The hepatitis A outbreak associated with Tropical Smoothie Cafe products in Virginia has now sickened at least 17 people, according to the Virginia Department of Health. The outbreak has been linked to strawberries imported from Egypt that were used in smoothies.
Testing on the virus in ill persons has revealed it matches a hepatitis A strain that was found in Egyptian strawberries that caused outbreaks in the past. Tropical Smoothie Cafe is a chain restaurant with locations in Virginia in the cities of Oakton, Leesburg, Fredericksburg, Falls Church, Arlington, Alexandria, and others. There are five cases of the illness in the Eastern Region, four in the Northern Region, four in the Northwestern Region and four in the Central Region.
The chain has found another source of strawberries and has removed the Egyptian strawberries from their supply chain. The berries may have been sold to other restaurants. The FDA and other agencies are conducting traceback investigations to learn where the berries may have been distributed.
Officials are telling anyone who consumed strawberries from Tropical Smooth Cafes in the last 50 days, or from any restaurant, for that matter, to monitor themselves for the symptoms of the illness. It can take two weeks or up to 50 days for symptoms to appear after you have been exposed to the virus. Those symptoms include dark urine, clay-colored stools, jaundice, fatigue, joint pain, weight loss, loss of appetite, abdominal cramps, nausea, and vomiting.

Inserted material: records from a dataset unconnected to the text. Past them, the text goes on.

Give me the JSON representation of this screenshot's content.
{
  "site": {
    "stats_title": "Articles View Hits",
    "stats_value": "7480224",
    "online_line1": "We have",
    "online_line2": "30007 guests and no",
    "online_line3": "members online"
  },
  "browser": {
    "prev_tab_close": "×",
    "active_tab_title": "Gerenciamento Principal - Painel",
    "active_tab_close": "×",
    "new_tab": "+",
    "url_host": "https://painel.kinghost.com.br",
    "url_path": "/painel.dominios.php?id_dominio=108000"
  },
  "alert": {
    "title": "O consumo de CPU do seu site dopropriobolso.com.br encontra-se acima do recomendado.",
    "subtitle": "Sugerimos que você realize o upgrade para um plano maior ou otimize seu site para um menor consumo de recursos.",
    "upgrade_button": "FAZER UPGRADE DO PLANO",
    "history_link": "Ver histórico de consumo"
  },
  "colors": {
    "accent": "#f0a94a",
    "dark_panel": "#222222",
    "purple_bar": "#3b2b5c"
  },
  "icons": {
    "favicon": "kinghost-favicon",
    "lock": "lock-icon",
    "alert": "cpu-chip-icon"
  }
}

If you ate anything made with strawberries at a Tropical Smoothie Cafe in Virginia in the last two weeks, you should contact your doctor about getting a hepatitis A or immune globulin vaccination. Those shots are only good if given within two weeks of exposure.
Most people recover fully from a hepatitis A infection, although some become seriously ill. People can be sick with this illness for months. Those most likely to suffer complications from this illness include older adults and people who already have liver disease. The most common complication is liver failure. There are no specific treatments for this illness. Bed rest is the best way to recover.
To prevent the spread of this disease, stay home if you are sick. Wash your hands well with soap and water before handling food or preparing food for anyone else. Wash your hands after using the bathroom, after changing diapers, or caring for someone who is sick.
Anyone who works with the public, especially in the food service industry, daycare settings, or healthcare settings, should stay home if they are sick. Think about getting a hepatitis A vaccination if you do work in these areas. The virus is very contagious and is easily spread through person-to-person contact, through contaminated food and drink, and through contact with surfaces.
If you do get sick, see your doctor. While hepatitis A is diagnosed through observation of symptoms, a blood test is the only way to confirm the diagnosis. Anyone who has been vaccinated against the disease or who has had hepatitis A in the past is most likely immune.